To begin you’ll need:

  • Electric popcorn popper with SIDE ENTRY hot airflow.
  • A metal colander for cooling the beans.
  • Oven mitts or gloves.
  • A bowl to catch chaff blowing out of the popper.
  • A wooden spoon for stirring the beans while roasting when necessary and for cooling.
  • About a half cup of green coffee (use whatever the recommended volume of popcorn for the popper is).

Start your popper and place the chaff collection bowl under the opening of the popper (this bowl will not only collect chaff but also any stray beans that may pop out during roasting). Slowly fill the popper with the recommended volume of beans (usually about ½ cup). As the hot air begins to circulate, the beans should rotate a bit with the flow of air. If the beans do not rotate at the beginning, give them a gentle stir with the handle of your wooden spoon until they begin to spin on their own.
As the roasting begins, chaff will separate and fly off the beans and smoke will appear.

When the smell of the smoke changes from ‘baking bread’ to coffee and the beans start to crackle, begin to pay close attention and be ready to cool your beans when they have reached the desired roast.

Any time after the cracking begins you can cool the beans, but the longer you go the darker roast you’ll get. Don’t forget to allow for one to two minutes of cooling time when the beans will continue to roast on their own.

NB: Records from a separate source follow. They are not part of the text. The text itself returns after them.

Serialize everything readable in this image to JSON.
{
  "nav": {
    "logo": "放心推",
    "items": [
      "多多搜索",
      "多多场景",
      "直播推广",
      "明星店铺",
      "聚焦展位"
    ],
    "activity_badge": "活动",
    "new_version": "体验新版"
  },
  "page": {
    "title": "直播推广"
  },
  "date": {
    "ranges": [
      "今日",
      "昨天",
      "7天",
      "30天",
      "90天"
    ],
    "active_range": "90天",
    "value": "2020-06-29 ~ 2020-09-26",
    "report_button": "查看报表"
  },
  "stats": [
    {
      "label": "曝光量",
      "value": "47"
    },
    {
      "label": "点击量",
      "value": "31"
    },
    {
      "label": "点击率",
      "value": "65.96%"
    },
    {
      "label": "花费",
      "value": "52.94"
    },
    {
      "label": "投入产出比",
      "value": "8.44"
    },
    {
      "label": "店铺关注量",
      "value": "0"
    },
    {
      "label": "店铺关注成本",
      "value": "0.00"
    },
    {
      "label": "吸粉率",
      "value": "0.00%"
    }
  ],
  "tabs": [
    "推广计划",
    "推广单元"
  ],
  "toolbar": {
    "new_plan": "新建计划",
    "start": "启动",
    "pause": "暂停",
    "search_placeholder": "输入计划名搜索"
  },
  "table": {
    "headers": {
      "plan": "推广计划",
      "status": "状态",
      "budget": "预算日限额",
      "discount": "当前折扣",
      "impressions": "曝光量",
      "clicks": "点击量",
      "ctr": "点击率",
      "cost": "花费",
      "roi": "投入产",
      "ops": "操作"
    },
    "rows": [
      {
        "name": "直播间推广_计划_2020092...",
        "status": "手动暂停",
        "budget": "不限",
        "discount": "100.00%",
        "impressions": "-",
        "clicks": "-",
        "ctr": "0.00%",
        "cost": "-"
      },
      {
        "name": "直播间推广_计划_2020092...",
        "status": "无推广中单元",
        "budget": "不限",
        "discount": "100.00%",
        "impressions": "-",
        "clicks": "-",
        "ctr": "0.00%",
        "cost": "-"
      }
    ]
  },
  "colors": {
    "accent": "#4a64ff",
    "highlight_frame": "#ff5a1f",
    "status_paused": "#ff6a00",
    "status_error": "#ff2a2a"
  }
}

When you’re ready to cool, stop or unplug the popper and IMMEDIATELY pour the beans into your metal colander and stir vigorously for a minute or so or until the beans are cool to the touch. Any remaining chaff can also be removed at this point by simply blowing on the cooling beans.

When you are done roasting, wipe out the popper with a dry cloth to prevent the build-up of oils that can not only slow down your next roast but also creates a fire hazard.